Mucin was isolated for incorporation in bacteriological media by reduction and proteolysis of mucous gel from porcine small intestine. Mucin prepared in this study contained (by weight) 37.2% protein, 58.7% carbohydrate (4.6% fucose, 9.4% mannose, 10.7% sialic acid, 13.5% galactose, and 20.5% hexosamine), and 3.7% ester sulfate. Fractionation of mucin on Sepharose CL-4B yielded one peak which eluted at the void volume. However, sodium dodecyl sulfate gel electrophoretic patterns contained 9 polypeptide bands of which 6 stained with periodic acid—Schiff reagent. Proline, serine, and threonine residues accounted for 26% (by weight) of the total protein in the preparation. Half-cysteine residues made up another 1%. Intrinsic viscosity of mucin prepared by reduction and proteolysis was 135 ml/g.

Mucin was incorporated into a minimal bacteriological medium as the sole-source of carbon and nitrogen. Enterotoxigenic and non-enterotoxigenic Escherichia coli grew equally well in mucin medium at levels comparable to growth in 3 mM glucose medium. Growth did not appear to be limited by availability of metabolizable substrates. Spent mucin medium supported growth in comparable numbers. E. coli P-155 produced heat-stable and heat-labile enterotoxins during growth in both mucin medium and fresh mucosal scrapings medium. E. coli utilized total hexose and protein in mucin medium at comparable levels (6 to 10%). Increases in reducing end groups (0.28 μ moles/ml) and free amino sugar end groups (0.04 μmoles/ml) during growth were detected. E. coli used approximately 15% of the total carbohydrate in mucin medium including 36% of the galactose, 15% of the fucose, and 27% of the mannose. Utilization of mucin by QL ggli produced minor changes in gel filtration patterns on Sepharose CL-4B.

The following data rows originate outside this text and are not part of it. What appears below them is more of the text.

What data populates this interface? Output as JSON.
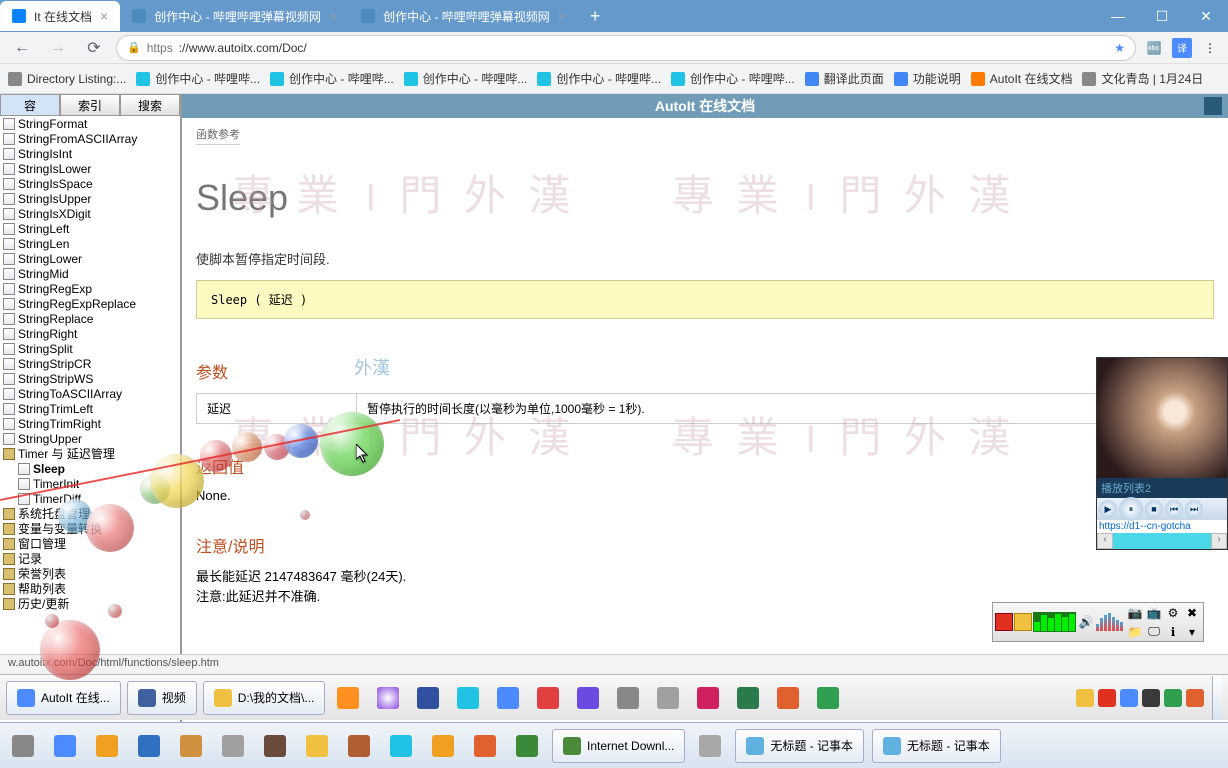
{
  "tabs": [
    {
      "label": "It 在线文档",
      "active": true
    },
    {
      "label": "创作中心 - 哔哩哔哩弹幕视频网",
      "active": false
    },
    {
      "label": "创作中心 - 哔哩哔哩弹幕视频网",
      "active": false
    }
  ],
  "url": {
    "scheme": "https",
    "host": "://www.autoitx.com/Doc/"
  },
  "bookmarks": [
    {
      "label": "Directory Listing:..."
    },
    {
      "label": "创作中心 - 哔哩哔..."
    },
    {
      "label": "创作中心 - 哔哩哔..."
    },
    {
      "label": "创作中心 - 哔哩哔..."
    },
    {
      "label": "创作中心 - 哔哩哔..."
    },
    {
      "label": "创作中心 - 哔哩哔..."
    },
    {
      "label": "翻译此页面"
    },
    {
      "label": "功能说明"
    },
    {
      "label": "AutoIt 在线文档"
    },
    {
      "label": "文化青岛 | 1月24日"
    }
  ],
  "sidebar": {
    "tabs": [
      "容",
      "索引",
      "搜索"
    ],
    "items": [
      "StringFormat",
      "StringFromASCIIArray",
      "StringIsInt",
      "StringIsLower",
      "StringIsSpace",
      "StringIsUpper",
      "StringIsXDigit",
      "StringLeft",
      "StringLen",
      "StringLower",
      "StringMid",
      "StringRegExp",
      "StringRegExpReplace",
      "StringReplace",
      "StringRight",
      "StringSplit",
      "StringStripCR",
      "StringStripWS",
      "StringToASCIIArray",
      "StringTrimLeft",
      "StringTrimRight",
      "StringUpper"
    ],
    "book_timer": "Timer 与 延迟管理",
    "timer_children": [
      "Sleep",
      "TimerInit",
      "TimerDiff"
    ],
    "after": [
      "系统托盘管理",
      "变量与变量转换",
      "窗口管理",
      "记录",
      "荣誉列表",
      "帮助列表",
      "历史/更新"
    ]
  },
  "doc": {
    "title_bar": "AutoIt 在线文档",
    "crumb": "函数参考",
    "fn": "Sleep",
    "desc": "使脚本暂停指定时间段.",
    "code": "Sleep ( 延迟 )",
    "sec_params": "参数",
    "param_name": "延迟",
    "param_desc": "暂停执行的时间长度(以毫秒为单位,1000毫秒 = 1秒).",
    "sec_return": "返回值",
    "return_text": "None.",
    "sec_remarks": "注意/说明",
    "remark1": "最长能延迟 2147483647 毫秒(24天).",
    "remark2": "注意:此延迟并不准确.",
    "watermark": "專 業 । 門 外 漢",
    "wm_small": "外漢"
  },
  "statusbar": "w.autoitx.com/Doc/html/functions/sleep.htm",
  "media": {
    "playlist": "播放列表2",
    "url": "https://d1--cn-gotcha"
  },
  "task1": [
    {
      "label": "AutoIt 在线..."
    },
    {
      "label": "视频"
    },
    {
      "label": "D:\\我的文档\\..."
    }
  ],
  "task2": [
    {
      "label": "Internet Downl..."
    },
    {
      "label": "无标题 - 记事本"
    },
    {
      "label": "无标题 - 记事本"
    }
  ]
}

Twelve strains of E. coli were examined for glycosidase activity during growth on mucin. All twelve produced a cell-bound and an extracellular α-fucosidase although the majority of activity was cell-bound. Although α-fucosidase was a constitutive enzyme of E. coli P-155, maximum activity was observed during exponential growth in mucin medium. Eleven strains produced cell-bound α-galactosidase. No extracellular activity of this enzyme was detected. Maximum levels of induced α-galactosidase activity were obtained in late exponential to early stationary growth of E. coli. E. coli ATCC 23723, a mutant of E. coli K12 lacking the galactoside permease gene, did not produce α-galactosidase activity during growth on mucin. No α-mannosidase activity was detected using nitrophenylmannoside as substrate.

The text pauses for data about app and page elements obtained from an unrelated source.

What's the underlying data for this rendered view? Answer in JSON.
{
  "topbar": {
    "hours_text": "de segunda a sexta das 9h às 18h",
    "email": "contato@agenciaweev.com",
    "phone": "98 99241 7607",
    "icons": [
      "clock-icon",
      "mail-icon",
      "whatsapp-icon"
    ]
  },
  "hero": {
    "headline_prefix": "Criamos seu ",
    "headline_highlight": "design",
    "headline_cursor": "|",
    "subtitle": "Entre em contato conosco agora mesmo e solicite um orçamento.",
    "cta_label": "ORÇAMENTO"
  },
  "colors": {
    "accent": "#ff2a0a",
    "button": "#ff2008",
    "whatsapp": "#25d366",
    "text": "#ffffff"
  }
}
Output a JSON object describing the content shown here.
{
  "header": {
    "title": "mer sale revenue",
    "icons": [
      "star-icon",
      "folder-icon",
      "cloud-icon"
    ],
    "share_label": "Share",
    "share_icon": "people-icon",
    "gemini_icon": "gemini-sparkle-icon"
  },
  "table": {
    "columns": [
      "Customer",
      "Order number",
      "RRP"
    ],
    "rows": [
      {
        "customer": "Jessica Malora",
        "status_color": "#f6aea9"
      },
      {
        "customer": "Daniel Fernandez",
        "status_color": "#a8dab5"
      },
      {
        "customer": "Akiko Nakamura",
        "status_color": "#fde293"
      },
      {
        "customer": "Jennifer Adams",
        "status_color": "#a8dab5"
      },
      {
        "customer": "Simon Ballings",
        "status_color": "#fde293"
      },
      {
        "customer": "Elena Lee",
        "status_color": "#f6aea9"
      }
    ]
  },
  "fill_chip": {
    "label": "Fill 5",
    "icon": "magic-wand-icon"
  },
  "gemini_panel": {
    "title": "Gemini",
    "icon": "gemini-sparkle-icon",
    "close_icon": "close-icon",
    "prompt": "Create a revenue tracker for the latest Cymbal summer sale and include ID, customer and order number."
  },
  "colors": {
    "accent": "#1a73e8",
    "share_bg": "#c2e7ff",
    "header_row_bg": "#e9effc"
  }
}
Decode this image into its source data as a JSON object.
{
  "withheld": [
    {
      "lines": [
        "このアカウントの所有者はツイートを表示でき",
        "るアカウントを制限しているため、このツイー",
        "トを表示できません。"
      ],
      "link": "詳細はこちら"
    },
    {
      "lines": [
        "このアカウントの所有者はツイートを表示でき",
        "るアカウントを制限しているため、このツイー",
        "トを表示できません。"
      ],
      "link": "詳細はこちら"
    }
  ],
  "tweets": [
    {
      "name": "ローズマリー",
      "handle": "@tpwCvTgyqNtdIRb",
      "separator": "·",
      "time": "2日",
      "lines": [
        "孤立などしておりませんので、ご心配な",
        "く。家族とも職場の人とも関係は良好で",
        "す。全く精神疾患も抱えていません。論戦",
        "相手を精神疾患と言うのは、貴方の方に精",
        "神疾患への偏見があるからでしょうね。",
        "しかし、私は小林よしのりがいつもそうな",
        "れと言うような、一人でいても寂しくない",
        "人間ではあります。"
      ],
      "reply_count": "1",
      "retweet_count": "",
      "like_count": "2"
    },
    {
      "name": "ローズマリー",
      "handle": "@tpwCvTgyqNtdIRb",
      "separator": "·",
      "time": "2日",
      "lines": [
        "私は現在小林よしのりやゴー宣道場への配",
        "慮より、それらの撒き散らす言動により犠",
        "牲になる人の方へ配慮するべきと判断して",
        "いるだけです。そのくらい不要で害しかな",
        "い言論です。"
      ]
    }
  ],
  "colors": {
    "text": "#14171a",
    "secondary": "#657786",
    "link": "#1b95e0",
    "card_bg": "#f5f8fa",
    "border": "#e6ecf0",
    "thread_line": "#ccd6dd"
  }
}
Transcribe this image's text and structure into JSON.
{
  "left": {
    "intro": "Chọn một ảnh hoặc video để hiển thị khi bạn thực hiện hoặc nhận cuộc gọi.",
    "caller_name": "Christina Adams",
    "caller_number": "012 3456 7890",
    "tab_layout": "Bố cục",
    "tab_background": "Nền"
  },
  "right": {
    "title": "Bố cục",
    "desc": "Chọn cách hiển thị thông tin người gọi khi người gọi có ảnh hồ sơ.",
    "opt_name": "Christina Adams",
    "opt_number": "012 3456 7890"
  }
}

Porcine small intestinal mucin was a positive chemoattractant for E. coli in capillary assays. Optimal chemotactic response by E. coli P-155 in capillary experiments was obtained at a mucin concentration of 1 mg dry wt/ml at a pH of 7.0. Spent mucin was still a positive chemoattractant for E. coli P-155 and 123 despite losing 15% of the total mucin carbohydrate.